Public Group

# Help with string permutations

This topic is 4310 days old which is more than the 365 day threshold we allow for new replies. Please post a new topic.

## Recommended Posts

I'm thinking of writing a game based on Jumble, the one where you unscramble the letters to form the right word. But I need to be able to generate jumbles from a given word in order to build a list for the game. Although I know that the number of results can be large depending on the number of letters in the word, I still would prefer to scan a list of all jumbled permutations of the letters to find some something that is sufficiently different in appearance from the original to make it somewhat difficult. I've approached it through nested loops but those typically require a specific number of characters. I've tried recursion but my head just about exploded trying to keep track of what was happening with local copies of the mutated strings. Does anyone have a viable algorithm for something like this? Specific code?

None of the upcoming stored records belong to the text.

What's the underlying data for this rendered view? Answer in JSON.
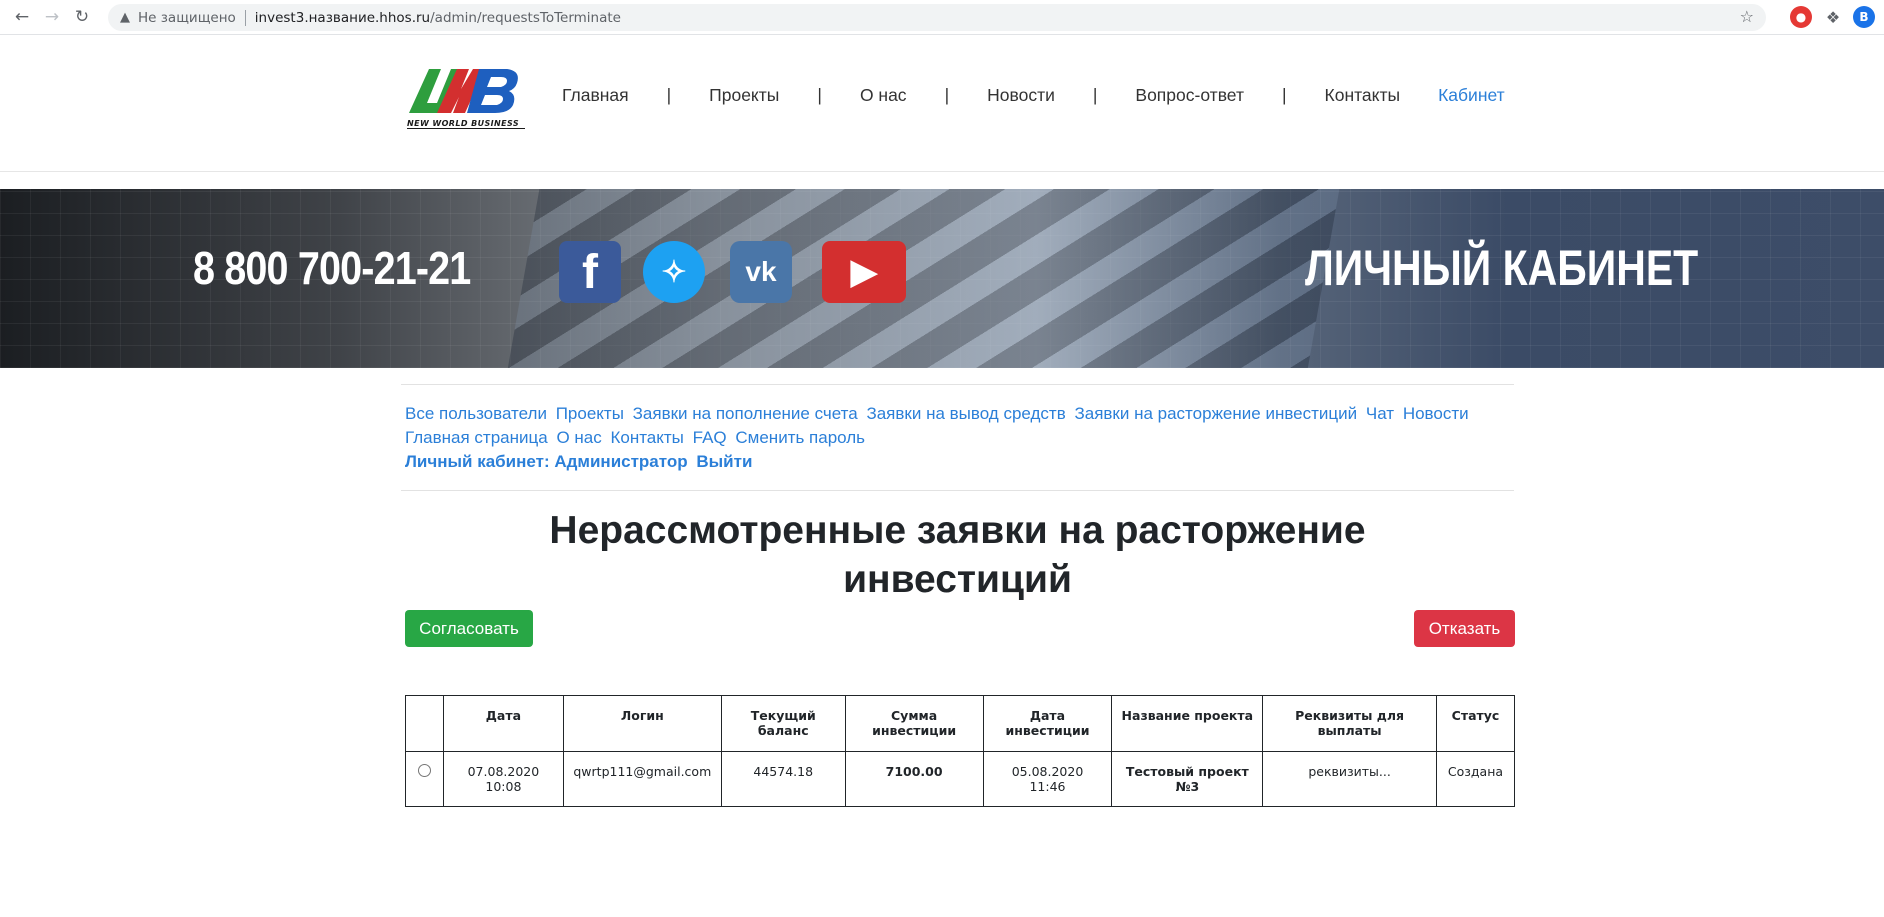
{
  "browser": {
    "insecure_label": "Не защищено",
    "url_host": "invest3.название.hhos.ru",
    "url_path": "/admin/requestsToTerminate",
    "avatar_letter": "B"
  },
  "logo": {
    "text": "NWB",
    "subtitle": "NEW WORLD BUSINESS"
  },
  "nav": {
    "items": [
      {
        "label": "Главная"
      },
      {
        "label": "Проекты"
      },
      {
        "label": "О нас"
      },
      {
        "label": "Новости"
      },
      {
        "label": "Вопрос-ответ"
      },
      {
        "label": "Контакты"
      },
      {
        "label": "Кабинет"
      }
    ],
    "separator": "|"
  },
  "banner": {
    "phone": "8 800 700-21-21",
    "title": "ЛИЧНЫЙ КАБИНЕТ",
    "social": [
      "facebook-icon",
      "twitter-icon",
      "vk-icon",
      "youtube-icon"
    ]
  },
  "admin_menu": {
    "links": [
      "Все пользователи",
      "Проекты",
      "Заявки на пополнение счета",
      "Заявки на вывод средств",
      "Заявки на расторжение инвестиций",
      "Чат",
      "Новости",
      "Главная страница",
      "О нас",
      "Контакты",
      "FAQ",
      "Сменить пароль"
    ],
    "cabinet": "Личный кабинет: Администратор",
    "logout": "Выйти"
  },
  "page": {
    "title_line1": "Нерассмотренные заявки на расторжение",
    "title_line2": "инвестиций",
    "approve_label": "Согласовать",
    "reject_label": "Отказать"
  },
  "table": {
    "headers": [
      "",
      "Дата",
      "Логин",
      "Текущий баланс",
      "Сумма инвестиции",
      "Дата инвестиции",
      "Название проекта",
      "Реквизиты для выплаты",
      "Статус"
    ],
    "rows": [
      {
        "date_day": "07.08.2020",
        "date_time": "10:08",
        "login": "qwrtp111@gmail.com",
        "balance": "44574.18",
        "sum": "7100.00",
        "inv_date_day": "05.08.2020",
        "inv_date_time": "11:46",
        "project": "Тестовый проект №3",
        "requisites": "реквизиты...",
        "status": "Создана"
      }
    ]
  },
  "colors": {
    "link": "#2b7fd8",
    "approve": "#28a745",
    "reject": "#dc3545"
  }
}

TIA, Lilith

##### Share on other sites
Recursive solution, pseudocode:

// Recursively  // if no elements left: use the permutation  // else for each element left    // append to string    // perform recursive call

Practical version, C++ (untested, but the algorithm is there).

template<typename Callback, typename It> all_permutations(It first, It last, Callback c) {  // if no elements left: use the permutation  if (first == last) c();   // else for each element left  else for( It i = first; i < last; ++i ) {      // append to string    swap(*i,*first);    // perform recursive call    all_permutations(first + 1, last, c);    // clean up    swap(*i,*first);  }}

Replace the for-loop by a random choice, and you can then apply tail-recursion if modifying the string isn't a problem.

##### Share on other sites
I don't have any code, but here's my suggestion:

Using an algorithm where each letter is radomly chosen from a stack of available letters (reducing the size of the stack each time), generate the new scrambled word. Then compare the new position of each letter to the old position, giving you a difference value.

After the stack has been exhausted, if the sum of the differences is greater than a certain threshold (based on the size of the word), use it. If not, repeat the process. The higher the threshold, the more scrambled the resulting word is likely to be, but it will take longer to find one that meets the threshold.

To prevent any chance of an infinate loop, keep track of the word with the largest difference that did not pass the threshold, and if after x number of iterations nothing better has surfaced, use that variation.

This is certainly not the best possible way of doing this, but it's pretty simple and if all you need is to jumble words for a word game, it will probably suffice.

##### Share on other sites
Quote:
 Original post by LilithAnnSpecific code?

If you are using C++, <algorithm> includes a std::next_permutation function that will directly work on a std::string object (and char* arrays as well). Together with std::sort, it does all the work for you.

#include <algorithm>#include <string>#include <iostream>int main(){    std::string jumble = "jumble";    std::sort(jumble.begin(), jumble.end());    bool not_done = true;    while(not_done)    {        std::cout << jumble << std::endl;        not_done = std::next_permutation(jumble.begin(), jumble.end());    }}

Of course, a much simpler approach to generating a jumbled word would be to simply use std::random_shuffle(jumble.begin(), jumble.end());, which will randomize the contents of jumble.

1. 1
Rutin
19
2. 2
3. 3
JoeJ
16
4. 4
5. 5

• 27
• 20
• 13
• 13
• 17
• ### Forum Statistics

• Total Topics
631700
• Total Posts
3001791
×